If you Google “Geography in Fantasy”, you will find all sorts of articles and blogs on the subject. Since we are delving into how to create your own fantasy bible, it only seems fitting we add another blog article to that list.
So why do we, as authors, need to create entire maps of the world we drop our characters into?
So your world can end up on here, of course!
One can dream. But also, no. The more obvious answer to that question is so the characters (and you) know where they are going on their journeys. Some people think of Middle Earth as a character just as important as Frodo. Geography is a foe that Frodo and his group have to battle. Even Dorothy on her journey through Oz has to deal with the lay of the land on the way to Emerald City.

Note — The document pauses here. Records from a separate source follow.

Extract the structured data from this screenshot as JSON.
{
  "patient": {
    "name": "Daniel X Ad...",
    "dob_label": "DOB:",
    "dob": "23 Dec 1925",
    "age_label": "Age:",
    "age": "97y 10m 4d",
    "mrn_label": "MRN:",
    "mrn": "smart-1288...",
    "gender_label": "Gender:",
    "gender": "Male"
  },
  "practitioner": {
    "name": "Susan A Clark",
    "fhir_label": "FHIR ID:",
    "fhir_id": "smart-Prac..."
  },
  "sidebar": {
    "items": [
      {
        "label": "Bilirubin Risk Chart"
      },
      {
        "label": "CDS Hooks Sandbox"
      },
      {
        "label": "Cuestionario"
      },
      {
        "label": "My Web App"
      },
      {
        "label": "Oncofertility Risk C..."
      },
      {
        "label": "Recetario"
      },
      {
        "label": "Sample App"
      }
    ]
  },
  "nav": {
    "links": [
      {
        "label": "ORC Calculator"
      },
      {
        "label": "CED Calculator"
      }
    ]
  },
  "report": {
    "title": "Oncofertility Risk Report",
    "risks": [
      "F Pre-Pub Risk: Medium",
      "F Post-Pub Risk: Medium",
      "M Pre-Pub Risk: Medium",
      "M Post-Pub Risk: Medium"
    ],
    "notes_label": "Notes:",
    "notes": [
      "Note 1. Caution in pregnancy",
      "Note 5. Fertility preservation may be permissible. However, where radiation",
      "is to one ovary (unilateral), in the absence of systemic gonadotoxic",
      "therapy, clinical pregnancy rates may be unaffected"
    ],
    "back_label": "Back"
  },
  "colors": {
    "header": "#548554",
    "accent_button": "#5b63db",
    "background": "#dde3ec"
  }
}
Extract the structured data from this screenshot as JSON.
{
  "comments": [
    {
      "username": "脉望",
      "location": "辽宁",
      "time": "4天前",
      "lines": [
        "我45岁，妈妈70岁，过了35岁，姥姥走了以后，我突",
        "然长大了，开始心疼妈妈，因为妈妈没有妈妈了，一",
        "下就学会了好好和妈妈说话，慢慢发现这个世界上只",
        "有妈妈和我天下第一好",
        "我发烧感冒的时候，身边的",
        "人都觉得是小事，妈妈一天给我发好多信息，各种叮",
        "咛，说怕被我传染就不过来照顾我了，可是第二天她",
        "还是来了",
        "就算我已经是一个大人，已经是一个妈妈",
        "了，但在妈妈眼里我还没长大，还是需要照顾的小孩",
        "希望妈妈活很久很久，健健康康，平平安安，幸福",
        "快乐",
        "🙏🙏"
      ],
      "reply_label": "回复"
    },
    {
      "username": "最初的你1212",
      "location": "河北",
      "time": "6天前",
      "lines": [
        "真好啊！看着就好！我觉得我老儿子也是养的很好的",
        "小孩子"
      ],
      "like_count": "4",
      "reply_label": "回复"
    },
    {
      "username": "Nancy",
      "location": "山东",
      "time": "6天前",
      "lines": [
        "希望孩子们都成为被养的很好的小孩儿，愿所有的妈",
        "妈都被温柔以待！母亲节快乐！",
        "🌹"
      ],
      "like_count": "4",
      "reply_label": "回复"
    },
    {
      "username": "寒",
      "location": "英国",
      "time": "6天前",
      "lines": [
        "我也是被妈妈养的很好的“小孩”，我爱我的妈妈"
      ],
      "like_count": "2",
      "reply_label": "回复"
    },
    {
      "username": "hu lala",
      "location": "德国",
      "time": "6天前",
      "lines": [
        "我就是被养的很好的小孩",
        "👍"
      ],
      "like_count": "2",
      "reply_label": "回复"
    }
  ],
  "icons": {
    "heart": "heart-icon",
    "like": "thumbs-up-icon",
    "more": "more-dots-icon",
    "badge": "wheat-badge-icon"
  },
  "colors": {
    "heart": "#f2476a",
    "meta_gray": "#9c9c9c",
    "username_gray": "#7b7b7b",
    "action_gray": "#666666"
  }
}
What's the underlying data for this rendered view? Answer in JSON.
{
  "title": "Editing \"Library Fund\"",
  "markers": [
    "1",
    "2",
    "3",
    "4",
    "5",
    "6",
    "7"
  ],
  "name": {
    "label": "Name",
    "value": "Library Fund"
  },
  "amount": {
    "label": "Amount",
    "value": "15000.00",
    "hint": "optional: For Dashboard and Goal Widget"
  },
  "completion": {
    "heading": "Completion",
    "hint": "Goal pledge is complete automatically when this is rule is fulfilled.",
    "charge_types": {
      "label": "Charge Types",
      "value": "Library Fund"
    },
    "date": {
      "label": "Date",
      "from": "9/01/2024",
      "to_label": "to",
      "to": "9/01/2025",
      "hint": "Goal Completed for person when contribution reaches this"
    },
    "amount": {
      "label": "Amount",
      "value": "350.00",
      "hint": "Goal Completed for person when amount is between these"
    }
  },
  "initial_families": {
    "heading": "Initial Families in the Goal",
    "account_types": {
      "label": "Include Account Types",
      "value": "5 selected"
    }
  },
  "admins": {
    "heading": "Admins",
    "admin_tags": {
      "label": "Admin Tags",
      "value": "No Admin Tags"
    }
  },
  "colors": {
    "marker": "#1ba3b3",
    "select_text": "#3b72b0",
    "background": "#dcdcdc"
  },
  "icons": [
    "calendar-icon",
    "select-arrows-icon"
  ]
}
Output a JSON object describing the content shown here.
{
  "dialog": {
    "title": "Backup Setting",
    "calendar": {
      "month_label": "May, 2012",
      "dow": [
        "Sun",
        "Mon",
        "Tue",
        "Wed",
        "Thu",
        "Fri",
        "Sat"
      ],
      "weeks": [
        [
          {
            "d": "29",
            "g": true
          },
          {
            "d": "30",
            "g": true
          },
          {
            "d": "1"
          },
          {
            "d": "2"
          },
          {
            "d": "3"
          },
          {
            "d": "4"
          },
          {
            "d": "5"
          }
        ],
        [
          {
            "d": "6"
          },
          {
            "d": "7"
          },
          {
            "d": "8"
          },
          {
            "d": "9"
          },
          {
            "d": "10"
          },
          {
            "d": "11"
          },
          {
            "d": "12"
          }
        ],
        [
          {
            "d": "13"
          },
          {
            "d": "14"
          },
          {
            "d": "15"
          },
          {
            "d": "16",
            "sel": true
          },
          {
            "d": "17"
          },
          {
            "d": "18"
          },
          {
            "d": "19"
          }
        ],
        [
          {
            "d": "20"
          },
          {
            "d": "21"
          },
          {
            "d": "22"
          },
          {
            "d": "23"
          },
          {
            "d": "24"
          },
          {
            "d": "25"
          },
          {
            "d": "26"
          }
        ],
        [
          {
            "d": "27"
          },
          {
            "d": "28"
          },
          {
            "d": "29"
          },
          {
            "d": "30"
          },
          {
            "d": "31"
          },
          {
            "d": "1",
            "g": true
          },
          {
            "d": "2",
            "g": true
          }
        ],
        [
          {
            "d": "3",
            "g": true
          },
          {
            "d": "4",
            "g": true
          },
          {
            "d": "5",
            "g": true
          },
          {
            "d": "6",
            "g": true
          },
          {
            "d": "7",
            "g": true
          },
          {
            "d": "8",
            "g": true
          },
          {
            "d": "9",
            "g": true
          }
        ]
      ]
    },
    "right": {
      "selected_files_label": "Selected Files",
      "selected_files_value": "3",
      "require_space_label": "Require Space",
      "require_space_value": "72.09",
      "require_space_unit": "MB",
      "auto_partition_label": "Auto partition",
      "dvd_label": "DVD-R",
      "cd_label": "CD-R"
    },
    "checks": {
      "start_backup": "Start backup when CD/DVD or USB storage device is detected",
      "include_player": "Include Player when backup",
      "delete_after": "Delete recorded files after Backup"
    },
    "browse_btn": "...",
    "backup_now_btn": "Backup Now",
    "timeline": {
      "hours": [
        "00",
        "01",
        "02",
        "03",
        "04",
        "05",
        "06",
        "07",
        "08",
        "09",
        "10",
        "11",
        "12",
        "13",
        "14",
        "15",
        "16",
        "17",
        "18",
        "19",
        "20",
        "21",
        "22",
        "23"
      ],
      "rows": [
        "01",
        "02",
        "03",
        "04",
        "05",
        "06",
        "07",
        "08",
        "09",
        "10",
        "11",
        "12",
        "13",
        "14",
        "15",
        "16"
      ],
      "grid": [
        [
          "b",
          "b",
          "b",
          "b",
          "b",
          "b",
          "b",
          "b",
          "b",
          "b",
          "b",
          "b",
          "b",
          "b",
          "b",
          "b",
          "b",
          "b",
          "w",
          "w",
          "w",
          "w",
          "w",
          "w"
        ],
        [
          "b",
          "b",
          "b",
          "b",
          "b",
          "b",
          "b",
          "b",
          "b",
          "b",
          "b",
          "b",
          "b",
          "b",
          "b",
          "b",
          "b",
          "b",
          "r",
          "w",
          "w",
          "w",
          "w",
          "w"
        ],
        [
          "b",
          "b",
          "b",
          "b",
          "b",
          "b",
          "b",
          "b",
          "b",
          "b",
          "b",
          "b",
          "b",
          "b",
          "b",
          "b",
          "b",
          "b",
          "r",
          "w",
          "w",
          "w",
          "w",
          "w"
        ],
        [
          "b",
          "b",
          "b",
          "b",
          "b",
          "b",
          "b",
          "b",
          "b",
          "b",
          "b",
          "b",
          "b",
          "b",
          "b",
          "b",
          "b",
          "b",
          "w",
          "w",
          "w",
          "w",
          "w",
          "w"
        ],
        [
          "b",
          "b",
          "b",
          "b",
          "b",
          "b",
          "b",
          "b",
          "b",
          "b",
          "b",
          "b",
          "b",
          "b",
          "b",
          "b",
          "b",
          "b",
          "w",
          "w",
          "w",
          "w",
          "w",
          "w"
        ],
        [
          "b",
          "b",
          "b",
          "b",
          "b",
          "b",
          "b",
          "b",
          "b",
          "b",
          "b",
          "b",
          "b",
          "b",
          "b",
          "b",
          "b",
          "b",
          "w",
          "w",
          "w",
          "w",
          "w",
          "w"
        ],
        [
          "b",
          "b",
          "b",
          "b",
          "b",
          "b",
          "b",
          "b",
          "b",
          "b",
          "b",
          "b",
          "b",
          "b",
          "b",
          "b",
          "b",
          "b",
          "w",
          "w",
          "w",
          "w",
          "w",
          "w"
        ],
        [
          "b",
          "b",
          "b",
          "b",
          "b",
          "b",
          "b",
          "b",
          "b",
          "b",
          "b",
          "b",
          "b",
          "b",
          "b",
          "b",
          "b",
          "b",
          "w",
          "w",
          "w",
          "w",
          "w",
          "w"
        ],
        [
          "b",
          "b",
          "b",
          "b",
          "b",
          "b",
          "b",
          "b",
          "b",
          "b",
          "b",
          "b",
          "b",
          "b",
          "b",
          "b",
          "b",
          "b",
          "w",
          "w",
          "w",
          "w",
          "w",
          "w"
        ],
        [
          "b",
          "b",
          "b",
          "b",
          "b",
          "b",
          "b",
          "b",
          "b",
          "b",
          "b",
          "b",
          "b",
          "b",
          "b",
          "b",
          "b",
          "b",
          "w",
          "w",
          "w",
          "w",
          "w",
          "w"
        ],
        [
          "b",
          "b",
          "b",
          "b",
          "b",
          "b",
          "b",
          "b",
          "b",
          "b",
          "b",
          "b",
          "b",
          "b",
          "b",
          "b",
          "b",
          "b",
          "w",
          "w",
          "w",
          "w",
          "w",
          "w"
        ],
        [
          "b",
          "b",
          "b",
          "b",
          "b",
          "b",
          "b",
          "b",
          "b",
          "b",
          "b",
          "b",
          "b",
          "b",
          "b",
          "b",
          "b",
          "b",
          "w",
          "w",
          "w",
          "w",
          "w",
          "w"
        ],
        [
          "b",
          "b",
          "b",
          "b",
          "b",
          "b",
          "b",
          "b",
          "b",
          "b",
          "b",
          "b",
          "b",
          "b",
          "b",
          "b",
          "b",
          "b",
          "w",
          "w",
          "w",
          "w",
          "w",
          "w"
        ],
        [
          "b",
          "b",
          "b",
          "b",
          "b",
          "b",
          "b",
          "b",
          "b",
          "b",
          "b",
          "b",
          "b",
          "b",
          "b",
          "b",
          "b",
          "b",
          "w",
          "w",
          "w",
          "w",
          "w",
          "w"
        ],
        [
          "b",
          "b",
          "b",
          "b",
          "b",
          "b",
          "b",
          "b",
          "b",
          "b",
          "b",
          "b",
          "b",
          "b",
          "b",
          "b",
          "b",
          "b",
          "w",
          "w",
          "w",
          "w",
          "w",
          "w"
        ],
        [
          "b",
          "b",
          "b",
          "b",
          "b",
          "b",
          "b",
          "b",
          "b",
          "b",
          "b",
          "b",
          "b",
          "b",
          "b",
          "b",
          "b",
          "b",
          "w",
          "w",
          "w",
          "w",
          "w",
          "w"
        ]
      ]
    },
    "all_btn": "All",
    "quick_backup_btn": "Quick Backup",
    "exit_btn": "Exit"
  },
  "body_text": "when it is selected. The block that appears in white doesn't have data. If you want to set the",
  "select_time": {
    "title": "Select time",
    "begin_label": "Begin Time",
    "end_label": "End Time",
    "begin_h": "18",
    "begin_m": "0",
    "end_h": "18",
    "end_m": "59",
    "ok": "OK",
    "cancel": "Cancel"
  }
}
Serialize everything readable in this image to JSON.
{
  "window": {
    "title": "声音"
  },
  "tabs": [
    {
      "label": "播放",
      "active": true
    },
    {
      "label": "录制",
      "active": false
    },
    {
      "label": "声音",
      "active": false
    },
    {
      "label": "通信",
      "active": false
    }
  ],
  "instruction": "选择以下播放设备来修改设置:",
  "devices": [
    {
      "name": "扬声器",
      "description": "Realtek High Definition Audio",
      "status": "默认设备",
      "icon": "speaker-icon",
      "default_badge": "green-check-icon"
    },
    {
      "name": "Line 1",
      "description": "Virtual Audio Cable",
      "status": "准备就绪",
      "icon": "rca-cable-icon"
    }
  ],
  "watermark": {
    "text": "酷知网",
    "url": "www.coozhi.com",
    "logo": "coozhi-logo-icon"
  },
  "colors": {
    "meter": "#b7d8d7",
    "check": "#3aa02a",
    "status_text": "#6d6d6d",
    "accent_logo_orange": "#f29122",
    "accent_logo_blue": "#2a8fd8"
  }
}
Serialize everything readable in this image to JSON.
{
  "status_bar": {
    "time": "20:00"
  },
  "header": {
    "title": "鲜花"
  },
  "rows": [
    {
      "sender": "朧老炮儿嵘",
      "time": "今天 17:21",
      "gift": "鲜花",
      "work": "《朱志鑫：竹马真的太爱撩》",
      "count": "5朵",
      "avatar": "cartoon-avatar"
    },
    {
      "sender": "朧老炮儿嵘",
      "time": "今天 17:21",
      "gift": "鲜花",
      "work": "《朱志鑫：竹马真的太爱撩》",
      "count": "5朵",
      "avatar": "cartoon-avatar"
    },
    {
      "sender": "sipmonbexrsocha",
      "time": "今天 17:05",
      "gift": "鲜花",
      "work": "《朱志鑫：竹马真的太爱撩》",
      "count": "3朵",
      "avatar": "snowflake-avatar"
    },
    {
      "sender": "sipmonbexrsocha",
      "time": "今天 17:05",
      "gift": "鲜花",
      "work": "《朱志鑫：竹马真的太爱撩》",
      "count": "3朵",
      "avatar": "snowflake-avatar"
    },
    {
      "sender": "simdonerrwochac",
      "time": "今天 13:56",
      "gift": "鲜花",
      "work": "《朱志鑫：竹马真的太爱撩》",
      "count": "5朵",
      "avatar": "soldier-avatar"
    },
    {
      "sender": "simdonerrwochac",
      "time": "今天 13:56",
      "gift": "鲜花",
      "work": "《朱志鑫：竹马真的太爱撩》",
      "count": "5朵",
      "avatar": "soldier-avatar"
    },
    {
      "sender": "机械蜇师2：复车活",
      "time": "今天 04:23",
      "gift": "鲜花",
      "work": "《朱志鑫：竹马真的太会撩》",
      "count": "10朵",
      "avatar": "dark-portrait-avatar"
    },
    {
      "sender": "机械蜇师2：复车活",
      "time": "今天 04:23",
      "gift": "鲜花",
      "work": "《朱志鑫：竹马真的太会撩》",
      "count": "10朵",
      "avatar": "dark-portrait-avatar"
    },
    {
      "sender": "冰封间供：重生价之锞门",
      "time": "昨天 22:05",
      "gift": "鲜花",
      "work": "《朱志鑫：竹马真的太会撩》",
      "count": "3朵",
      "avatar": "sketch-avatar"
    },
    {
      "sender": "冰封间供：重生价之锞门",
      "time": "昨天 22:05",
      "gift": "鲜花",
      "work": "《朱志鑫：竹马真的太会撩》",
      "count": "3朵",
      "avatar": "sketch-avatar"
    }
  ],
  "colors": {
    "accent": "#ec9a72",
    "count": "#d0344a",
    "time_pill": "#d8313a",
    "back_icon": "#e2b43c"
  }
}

Geography plays a more important role than most people realize. Even if you don’t have your characters traveling across the lands on an epic journey with a rag-tag group of hobbits, dwarves, and elves, it is important that you know where your characters are coming from and who their allies might be. Let’s use the Fantasy World Map as an example. if you look at Fantasia, it is surrounded by mountains, which can serve as a natural defense border. The one weak point of attack might be the ocean, but they would be able to see the ships coming. However, if Fantasia’s closest ally is Avalon, this might serve as a problem. Look at the lengths soldiers from Avalon would have to travel in order to come to Fantasia’s aid.
Now let’s think about culture and how geography plays a part in that. Westeros is completely separated from the other lands. How closely linked do you think the cultures of the people of Westeros might be to that of the Dreamlands? Obviously, there is no direct influence since the people aren’t connected. But with Middle Earth, Narnia, and Oz, their cultures might be influenced by one another.
Trade is also heavily influenced by geography. In this way, the natural defense border of Fantasia might work against it, making it harder to trade with others. Fantasia isn’t an island like Westeros, but yet (depending on travel in your world), it might be just as isolated from the rest of the lands. Further, this isolation might make the people of these isolated regions harder. Survival might be more difficult in a land where trade is scarce and mountainous lands prevent much growing.
As you can see, geography is definitely something you want to take some time with. Start with the main land involved in your story, or where you characters’ journey starts. Then figure out who the allies of that land might be, and who their enemies are. You can probably already answer those questions, but the next step is figuring out where those allies or enemies are. Once you know that, begin mapping. For your thriving areas, make sure you keep in mind that the land has to be thriving as well. Lush forests, farmland, bodies of water…all these play important roles in the survival of a civilization in a geographic region. Do you have desolated, neglected regions? There needs to be a reason for their desolation, if it isn’t a man-made reason. This is where your geographic obstacles might come into play: Deserts, vast oceans, overgrown forests, dead land, mountains, etc. Now, start drawing! And don’t worry. You don’t have to be an impressive artist or cartographer (like Dan Meth up there with his Fantasy World Map) to make your own map. To make you feel better, I’m attaching the map of Estridia, from my fantasy MS Heirs of War, I (just) made (updated).
Next time, we’ll be talking about what to include concerning your governments and societal rules in your encyclobibliogrimoire. For now, hit the comments and tell us how your map is coming along, or sound off on what you can observe from my example with Estridia.